§ Task objective: At the line containing "What's the underlying", begin setting down the entries exactly, and stop only after the last line.

[Items listed in a dataset]
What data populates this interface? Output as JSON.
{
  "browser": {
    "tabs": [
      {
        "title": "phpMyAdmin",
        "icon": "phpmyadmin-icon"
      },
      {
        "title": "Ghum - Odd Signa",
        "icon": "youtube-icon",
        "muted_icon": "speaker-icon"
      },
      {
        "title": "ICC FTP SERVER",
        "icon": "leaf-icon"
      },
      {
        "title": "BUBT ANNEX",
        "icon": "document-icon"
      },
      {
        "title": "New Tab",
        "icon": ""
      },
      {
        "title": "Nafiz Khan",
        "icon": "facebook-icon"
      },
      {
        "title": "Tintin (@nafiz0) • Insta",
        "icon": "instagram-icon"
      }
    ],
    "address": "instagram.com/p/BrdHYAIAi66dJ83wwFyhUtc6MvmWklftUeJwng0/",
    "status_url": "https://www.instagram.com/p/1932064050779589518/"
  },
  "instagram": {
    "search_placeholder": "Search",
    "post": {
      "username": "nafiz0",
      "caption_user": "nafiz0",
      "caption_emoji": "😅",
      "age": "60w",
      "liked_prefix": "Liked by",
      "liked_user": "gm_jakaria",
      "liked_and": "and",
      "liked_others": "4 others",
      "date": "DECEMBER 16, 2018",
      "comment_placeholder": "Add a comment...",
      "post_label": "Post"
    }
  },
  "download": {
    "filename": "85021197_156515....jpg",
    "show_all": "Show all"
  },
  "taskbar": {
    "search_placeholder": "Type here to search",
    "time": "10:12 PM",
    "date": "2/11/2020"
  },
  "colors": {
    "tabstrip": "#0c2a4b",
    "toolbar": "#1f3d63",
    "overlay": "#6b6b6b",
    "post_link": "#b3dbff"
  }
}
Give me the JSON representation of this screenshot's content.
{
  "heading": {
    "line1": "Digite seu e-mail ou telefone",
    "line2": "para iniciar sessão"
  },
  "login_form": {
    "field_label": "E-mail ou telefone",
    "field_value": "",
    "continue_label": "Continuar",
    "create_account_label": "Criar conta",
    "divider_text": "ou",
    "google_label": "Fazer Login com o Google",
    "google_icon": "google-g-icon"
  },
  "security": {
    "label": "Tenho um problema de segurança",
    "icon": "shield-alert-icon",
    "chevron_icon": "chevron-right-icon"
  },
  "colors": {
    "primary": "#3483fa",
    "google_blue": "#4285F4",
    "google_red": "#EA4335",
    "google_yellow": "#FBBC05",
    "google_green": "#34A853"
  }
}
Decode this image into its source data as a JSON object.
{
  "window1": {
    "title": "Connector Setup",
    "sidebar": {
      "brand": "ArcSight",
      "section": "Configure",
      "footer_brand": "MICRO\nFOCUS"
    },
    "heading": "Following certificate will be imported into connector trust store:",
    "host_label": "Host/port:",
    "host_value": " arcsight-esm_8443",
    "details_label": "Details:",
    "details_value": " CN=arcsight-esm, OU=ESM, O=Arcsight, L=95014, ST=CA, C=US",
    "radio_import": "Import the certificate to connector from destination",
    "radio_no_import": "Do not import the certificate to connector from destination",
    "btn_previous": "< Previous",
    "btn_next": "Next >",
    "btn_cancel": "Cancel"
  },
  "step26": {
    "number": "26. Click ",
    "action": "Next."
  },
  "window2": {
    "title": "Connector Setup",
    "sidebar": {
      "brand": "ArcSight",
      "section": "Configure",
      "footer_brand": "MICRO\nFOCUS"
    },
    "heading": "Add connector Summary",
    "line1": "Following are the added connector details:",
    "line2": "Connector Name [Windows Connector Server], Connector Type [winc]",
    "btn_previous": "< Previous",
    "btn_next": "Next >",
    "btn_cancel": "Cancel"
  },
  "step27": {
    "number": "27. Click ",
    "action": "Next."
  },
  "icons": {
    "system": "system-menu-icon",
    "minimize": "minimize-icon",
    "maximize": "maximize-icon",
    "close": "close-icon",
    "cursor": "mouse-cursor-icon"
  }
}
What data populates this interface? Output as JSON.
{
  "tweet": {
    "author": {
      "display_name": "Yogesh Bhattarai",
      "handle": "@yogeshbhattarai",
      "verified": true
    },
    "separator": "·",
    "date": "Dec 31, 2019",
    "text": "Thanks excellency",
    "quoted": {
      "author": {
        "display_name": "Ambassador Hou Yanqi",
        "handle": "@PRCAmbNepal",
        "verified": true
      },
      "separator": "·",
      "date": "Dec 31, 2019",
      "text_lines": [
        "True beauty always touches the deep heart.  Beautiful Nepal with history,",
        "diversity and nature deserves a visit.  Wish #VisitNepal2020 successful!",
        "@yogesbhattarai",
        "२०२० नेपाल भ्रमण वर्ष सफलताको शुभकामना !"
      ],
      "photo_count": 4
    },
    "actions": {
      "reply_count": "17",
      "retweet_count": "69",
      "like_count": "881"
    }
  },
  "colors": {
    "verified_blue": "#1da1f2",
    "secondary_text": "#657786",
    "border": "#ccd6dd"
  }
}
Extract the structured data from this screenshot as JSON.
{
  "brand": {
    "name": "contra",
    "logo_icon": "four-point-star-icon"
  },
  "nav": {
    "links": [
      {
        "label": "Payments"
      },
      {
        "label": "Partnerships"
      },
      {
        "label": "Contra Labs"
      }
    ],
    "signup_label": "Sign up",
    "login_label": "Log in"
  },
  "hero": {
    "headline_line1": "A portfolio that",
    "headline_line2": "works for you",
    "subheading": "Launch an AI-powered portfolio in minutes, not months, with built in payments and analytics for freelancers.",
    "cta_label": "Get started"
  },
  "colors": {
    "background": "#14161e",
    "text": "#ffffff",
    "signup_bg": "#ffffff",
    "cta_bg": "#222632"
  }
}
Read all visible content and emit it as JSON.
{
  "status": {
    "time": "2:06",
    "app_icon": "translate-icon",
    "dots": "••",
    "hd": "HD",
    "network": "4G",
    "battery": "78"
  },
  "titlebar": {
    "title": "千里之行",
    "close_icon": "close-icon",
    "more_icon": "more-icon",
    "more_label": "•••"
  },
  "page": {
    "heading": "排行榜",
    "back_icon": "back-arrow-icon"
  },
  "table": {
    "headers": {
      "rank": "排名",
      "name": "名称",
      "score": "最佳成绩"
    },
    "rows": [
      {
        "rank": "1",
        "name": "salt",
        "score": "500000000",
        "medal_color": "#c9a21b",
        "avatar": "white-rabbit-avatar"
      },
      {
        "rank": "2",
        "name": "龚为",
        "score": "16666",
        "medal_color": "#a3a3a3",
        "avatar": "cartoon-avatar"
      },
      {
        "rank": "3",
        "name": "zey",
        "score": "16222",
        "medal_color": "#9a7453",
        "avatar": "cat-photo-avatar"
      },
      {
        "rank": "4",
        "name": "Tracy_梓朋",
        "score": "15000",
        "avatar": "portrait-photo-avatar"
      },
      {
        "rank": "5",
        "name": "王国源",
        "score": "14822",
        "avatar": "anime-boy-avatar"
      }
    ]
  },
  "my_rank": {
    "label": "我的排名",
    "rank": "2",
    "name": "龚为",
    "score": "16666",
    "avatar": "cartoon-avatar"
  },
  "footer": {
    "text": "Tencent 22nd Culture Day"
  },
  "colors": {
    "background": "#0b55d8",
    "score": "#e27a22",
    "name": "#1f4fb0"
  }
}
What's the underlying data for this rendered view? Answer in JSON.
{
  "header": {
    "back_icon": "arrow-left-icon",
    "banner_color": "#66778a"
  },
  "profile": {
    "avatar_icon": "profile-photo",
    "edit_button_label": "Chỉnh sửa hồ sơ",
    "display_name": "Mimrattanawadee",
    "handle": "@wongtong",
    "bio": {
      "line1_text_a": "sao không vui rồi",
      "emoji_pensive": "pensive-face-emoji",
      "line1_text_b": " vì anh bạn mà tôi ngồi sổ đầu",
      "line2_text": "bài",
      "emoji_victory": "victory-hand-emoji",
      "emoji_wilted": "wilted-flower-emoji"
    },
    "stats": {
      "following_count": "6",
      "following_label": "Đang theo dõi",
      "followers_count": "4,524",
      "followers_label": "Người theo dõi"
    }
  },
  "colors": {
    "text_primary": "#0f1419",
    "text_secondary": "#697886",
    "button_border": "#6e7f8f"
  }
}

§ Response box:
What's the underlying data for this rendered view? Answer in JSON.
{
  "header": {
    "back_icon": "arrow-left-icon",
    "banner_color": "#66778a"
  },
  "profile": {
    "avatar_icon": "profile-photo",
    "edit_button_label": "Chỉnh sửa hồ sơ",
    "display_name": "Mimrattanawadee",
    "handle": "@wongtong",
    "bio": {
      "line1_text_a": "sao không vui rồi",
      "emoji_pensive": "pensive-face-emoji",
      "line1_text_b": " vì anh bạn mà tôi ngồi sổ đầu",
      "line2_text": "bài",
      "emoji_victory": "victory-hand-emoji",
      "emoji_wilted": "wilted-flower-emoji"
    },
    "stats": {
      "following_count": "6",
      "following_label": "Đang theo dõi",
      "followers_count": "4,524",
      "followers_label": "Người theo dõi"
    }
  },
  "colors": {
    "text_primary": "#0f1419",
    "text_secondary": "#697886",
    "button_border": "#6e7f8f"
  }
}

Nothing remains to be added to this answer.